Swedish prosecutors issued an arrest warrant for Assange in August 2010
He has been holed up at the Ecuadorian Embassy in London since 2012
WikiLeaks founder Julian Assange has begun giving a statement in the presence of a Swedish prosecutor regarding allegations he sexually assaulted two women in the country six years ago, WikiLeaks tweeted Monday.
The questioning took place in the Ecuadorian Embassy in London, where the 45-year-old Australian has been holed up since 2012 to avoid extradition to Sweden.
“After UN & court findings condemning 6 years of abuses by Sweden against Assange, Sweden finally takes his statement for the first time ever,” the official WikiLeaks account tweeted.
Wikileaks also released a statement Monday, complaining that Assange’s Swedish lawyer, Per Samuelson, was not notified or summoned to attend the session, which it called a “clear breach of process.”
The statement said that there were many “irregularities in Sweden’s preliminary investigation, which the UN has described as ‘excessive and unnecessary’ .”
“Sweden’s failure to progress the preliminary investigation until now has resulted in a gross breach of Mr Assange’s right to be presumed innocent and has fatally harmed his ability to meaningfully defend himself,” the statement said.
A throng of journalists awaited Swedish prosecutor Ingrid Isgren as she arrived at the embassy Monday to attend the questioning of Assange on the sexual assault allegations made by two female WikiLeaks volunteers in Sweden.
Under the arrangement made between Sweden and Ecuador – the result of years of complicated diplomatic and legal negotiations – Sweden prepared a list of questions for an Ecuadorian prosecutor to ask Assange and his legal team in the presence of Isgren and a Swedish police investigator.
A DNA sample was also to be taken during the visit, subject to Assange’s consent, according to the terms of the arrangement.
After the questioning, Ecuadorian officials would file a report on the interview to the Swedes, who would then decide whether or not to file charges.
Isgren left the embassy more than three hours after she arrived Monday, and returned about an hour later.
Long legal saga

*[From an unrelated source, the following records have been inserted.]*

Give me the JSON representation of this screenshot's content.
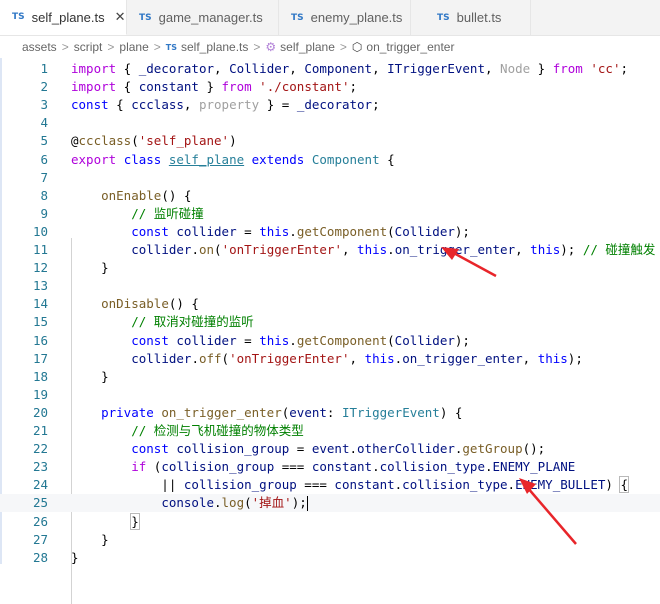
{
  "tabs": [
    {
      "icon": "TS",
      "label": "self_plane.ts",
      "active": true,
      "close": "✕"
    },
    {
      "icon": "TS",
      "label": "game_manager.ts",
      "modified": true
    },
    {
      "icon": "TS",
      "label": "enemy_plane.ts"
    },
    {
      "icon": "TS",
      "label": "bullet.ts"
    }
  ],
  "breadcrumb": [
    "assets",
    "script",
    "plane",
    "self_plane.ts",
    "self_plane",
    "on_trigger_enter"
  ],
  "breadcrumb_ts_icon": "TS",
  "editor": {
    "current_line": 25,
    "lines": [
      {
        "n": "1",
        "tokens": [
          [
            "import",
            "c"
          ],
          [
            " { ",
            "n"
          ],
          [
            "_decorator",
            "v"
          ],
          [
            ", ",
            "n"
          ],
          [
            "Collider",
            "v"
          ],
          [
            ", ",
            "n"
          ],
          [
            "Component",
            "v"
          ],
          [
            ", ",
            "n"
          ],
          [
            "ITriggerEvent",
            "v"
          ],
          [
            ", ",
            "n"
          ],
          [
            "Node",
            "g"
          ],
          [
            " } ",
            "n"
          ],
          [
            "from",
            "c"
          ],
          [
            " ",
            "n"
          ],
          [
            "'cc'",
            "s"
          ],
          [
            ";",
            "n"
          ]
        ]
      },
      {
        "n": "2",
        "tokens": [
          [
            "import",
            "c"
          ],
          [
            " { ",
            "n"
          ],
          [
            "constant",
            "v"
          ],
          [
            " } ",
            "n"
          ],
          [
            "from",
            "c"
          ],
          [
            " ",
            "n"
          ],
          [
            "'./constant'",
            "s"
          ],
          [
            ";",
            "n"
          ]
        ]
      },
      {
        "n": "3",
        "tokens": [
          [
            "const",
            "k"
          ],
          [
            " { ",
            "n"
          ],
          [
            "ccclass",
            "v"
          ],
          [
            ", ",
            "n"
          ],
          [
            "property",
            "g"
          ],
          [
            " } = ",
            "n"
          ],
          [
            "_decorator",
            "v"
          ],
          [
            ";",
            "n"
          ]
        ]
      },
      {
        "n": "4",
        "tokens": []
      },
      {
        "n": "5",
        "tokens": [
          [
            "@",
            "n"
          ],
          [
            "ccclass",
            "f"
          ],
          [
            "(",
            "n"
          ],
          [
            "'self_plane'",
            "s"
          ],
          [
            ")",
            "n"
          ]
        ]
      },
      {
        "n": "6",
        "tokens": [
          [
            "export",
            "c"
          ],
          [
            " ",
            "n"
          ],
          [
            "class",
            "k"
          ],
          [
            " ",
            "n"
          ],
          [
            "self_plane",
            "tu"
          ],
          [
            " ",
            "n"
          ],
          [
            "extends",
            "k"
          ],
          [
            " ",
            "n"
          ],
          [
            "Component",
            "t"
          ],
          [
            " {",
            "n"
          ]
        ]
      },
      {
        "n": "7",
        "tokens": []
      },
      {
        "n": "8",
        "tokens": [
          [
            "    ",
            "n"
          ],
          [
            "onEnable",
            "f"
          ],
          [
            "() {",
            "n"
          ]
        ]
      },
      {
        "n": "9",
        "tokens": [
          [
            "        ",
            "n"
          ],
          [
            "// 监听碰撞",
            "cm"
          ]
        ]
      },
      {
        "n": "10",
        "tokens": [
          [
            "        ",
            "n"
          ],
          [
            "const",
            "k"
          ],
          [
            " ",
            "n"
          ],
          [
            "collider",
            "v"
          ],
          [
            " = ",
            "n"
          ],
          [
            "this",
            "k"
          ],
          [
            ".",
            "n"
          ],
          [
            "getComponent",
            "f"
          ],
          [
            "(",
            "n"
          ],
          [
            "Collider",
            "v"
          ],
          [
            ");",
            "n"
          ]
        ]
      },
      {
        "n": "11",
        "tokens": [
          [
            "        ",
            "n"
          ],
          [
            "collider",
            "v"
          ],
          [
            ".",
            "n"
          ],
          [
            "on",
            "f"
          ],
          [
            "(",
            "n"
          ],
          [
            "'onTriggerEnter'",
            "s"
          ],
          [
            ", ",
            "n"
          ],
          [
            "this",
            "k"
          ],
          [
            ".",
            "n"
          ],
          [
            "on_trigger_enter",
            "v"
          ],
          [
            ", ",
            "n"
          ],
          [
            "this",
            "k"
          ],
          [
            "); ",
            "n"
          ],
          [
            "// 碰撞触发",
            "cm"
          ]
        ]
      },
      {
        "n": "12",
        "tokens": [
          [
            "    }",
            "n"
          ]
        ]
      },
      {
        "n": "13",
        "tokens": []
      },
      {
        "n": "14",
        "tokens": [
          [
            "    ",
            "n"
          ],
          [
            "onDisable",
            "f"
          ],
          [
            "() {",
            "n"
          ]
        ]
      },
      {
        "n": "15",
        "tokens": [
          [
            "        ",
            "n"
          ],
          [
            "// 取消对碰撞的监听",
            "cm"
          ]
        ]
      },
      {
        "n": "16",
        "tokens": [
          [
            "        ",
            "n"
          ],
          [
            "const",
            "k"
          ],
          [
            " ",
            "n"
          ],
          [
            "collider",
            "v"
          ],
          [
            " = ",
            "n"
          ],
          [
            "this",
            "k"
          ],
          [
            ".",
            "n"
          ],
          [
            "getComponent",
            "f"
          ],
          [
            "(",
            "n"
          ],
          [
            "Collider",
            "v"
          ],
          [
            ");",
            "n"
          ]
        ]
      },
      {
        "n": "17",
        "tokens": [
          [
            "        ",
            "n"
          ],
          [
            "collider",
            "v"
          ],
          [
            ".",
            "n"
          ],
          [
            "off",
            "f"
          ],
          [
            "(",
            "n"
          ],
          [
            "'onTriggerEnter'",
            "s"
          ],
          [
            ", ",
            "n"
          ],
          [
            "this",
            "k"
          ],
          [
            ".",
            "n"
          ],
          [
            "on_trigger_enter",
            "v"
          ],
          [
            ", ",
            "n"
          ],
          [
            "this",
            "k"
          ],
          [
            ");",
            "n"
          ]
        ]
      },
      {
        "n": "18",
        "tokens": [
          [
            "    }",
            "n"
          ]
        ]
      },
      {
        "n": "19",
        "tokens": []
      },
      {
        "n": "20",
        "tokens": [
          [
            "    ",
            "n"
          ],
          [
            "private",
            "k"
          ],
          [
            " ",
            "n"
          ],
          [
            "on_trigger_enter",
            "f"
          ],
          [
            "(",
            "n"
          ],
          [
            "event",
            "v"
          ],
          [
            ": ",
            "n"
          ],
          [
            "ITriggerEvent",
            "t"
          ],
          [
            ") {",
            "n"
          ]
        ]
      },
      {
        "n": "21",
        "tokens": [
          [
            "        ",
            "n"
          ],
          [
            "// 检测与飞机碰撞的物体类型",
            "cm"
          ]
        ]
      },
      {
        "n": "22",
        "tokens": [
          [
            "        ",
            "n"
          ],
          [
            "const",
            "k"
          ],
          [
            " ",
            "n"
          ],
          [
            "collision_group",
            "v"
          ],
          [
            " = ",
            "n"
          ],
          [
            "event",
            "v"
          ],
          [
            ".",
            "n"
          ],
          [
            "otherCollider",
            "v"
          ],
          [
            ".",
            "n"
          ],
          [
            "getGroup",
            "f"
          ],
          [
            "();",
            "n"
          ]
        ]
      },
      {
        "n": "23",
        "tokens": [
          [
            "        ",
            "n"
          ],
          [
            "if",
            "c"
          ],
          [
            " (",
            "n"
          ],
          [
            "collision_group",
            "v"
          ],
          [
            " === ",
            "n"
          ],
          [
            "constant",
            "v"
          ],
          [
            ".",
            "n"
          ],
          [
            "collision_type",
            "v"
          ],
          [
            ".",
            "n"
          ],
          [
            "ENEMY_PLANE",
            "v"
          ]
        ]
      },
      {
        "n": "24",
        "tokens": [
          [
            "            || ",
            "n"
          ],
          [
            "collision_group",
            "v"
          ],
          [
            " === ",
            "n"
          ],
          [
            "constant",
            "v"
          ],
          [
            ".",
            "n"
          ],
          [
            "collision_type",
            "v"
          ],
          [
            ".",
            "n"
          ],
          [
            "ENEMY_BULLET",
            "v"
          ],
          [
            ") ",
            "n"
          ],
          [
            "{",
            "nb"
          ]
        ]
      },
      {
        "n": "25",
        "tokens": [
          [
            "            ",
            "n"
          ],
          [
            "console",
            "v"
          ],
          [
            ".",
            "n"
          ],
          [
            "log",
            "f"
          ],
          [
            "(",
            "n"
          ],
          [
            "'掉血'",
            "s"
          ],
          [
            ");",
            "n"
          ],
          [
            "",
            "caret"
          ]
        ]
      },
      {
        "n": "26",
        "tokens": [
          [
            "        ",
            "n"
          ],
          [
            "}",
            "nb"
          ]
        ]
      },
      {
        "n": "27",
        "tokens": [
          [
            "    }",
            "n"
          ]
        ]
      },
      {
        "n": "28",
        "tokens": [
          [
            "}",
            "n"
          ]
        ]
      }
    ]
  },
  "colors": {
    "annotation_arrow": "#e8252a",
    "ts_icon": "#3178c6"
  }
}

The interview is the latest twist in a long legal saga that has played out since Swedish prosecutors first issued an arrest warrant for Assange in August 2010, and began seeking his extradition.
Assange, who has denied the sex assault allegations, has said he fears extradition to Sweden could result in another extradition to the United States, where he could face the death penalty if he is charged and convicted of publishing government secrets through WikiLeaks.
After British courts ruled in support of Assange’s extradition to Sweden, Ecuador granted the WikiLeaks founder political asylum in August 2012.
This year, Assange’s legal team has intensified its calls for Sweden to adhere to a non-binding opinion by the United Nations working group on arbitrary detention, which stated in February that his confinement in the embassy should be considered as arbitrary detention enforced by Sweden and Britain.
But in September, a Swedish court ruled that the arrest warrant for Assange on allegations of rape still stood – the eighth time the European arrest warrant had been tested in a Swedish court.
A small group of Assange supporters gathered outside the embassy Monday.
Once a hero to many on the left, Assange has faced criticism for WikiLeaks’ intervention in the US presidential election, releasing a trove of hacked emails from Democratic organizations and figures that were damaging to Hillary Clinton’s campaign.
The Obama administration said it was confident Russia was behind the hacks, and Ecuador temporarily cut off Assange’s Internet access in the embassy in response to his activities.
Many of Assange’s supporters have called on President-elect Donald Trump to pardon Assange when he takes office. But despite Trump having claimed “I love WikiLeaks” on the campaign trail, it is unclear whether Assange’s fortunes will change under his presidency.
CNN’s Claudia Rebaza contributed to this report.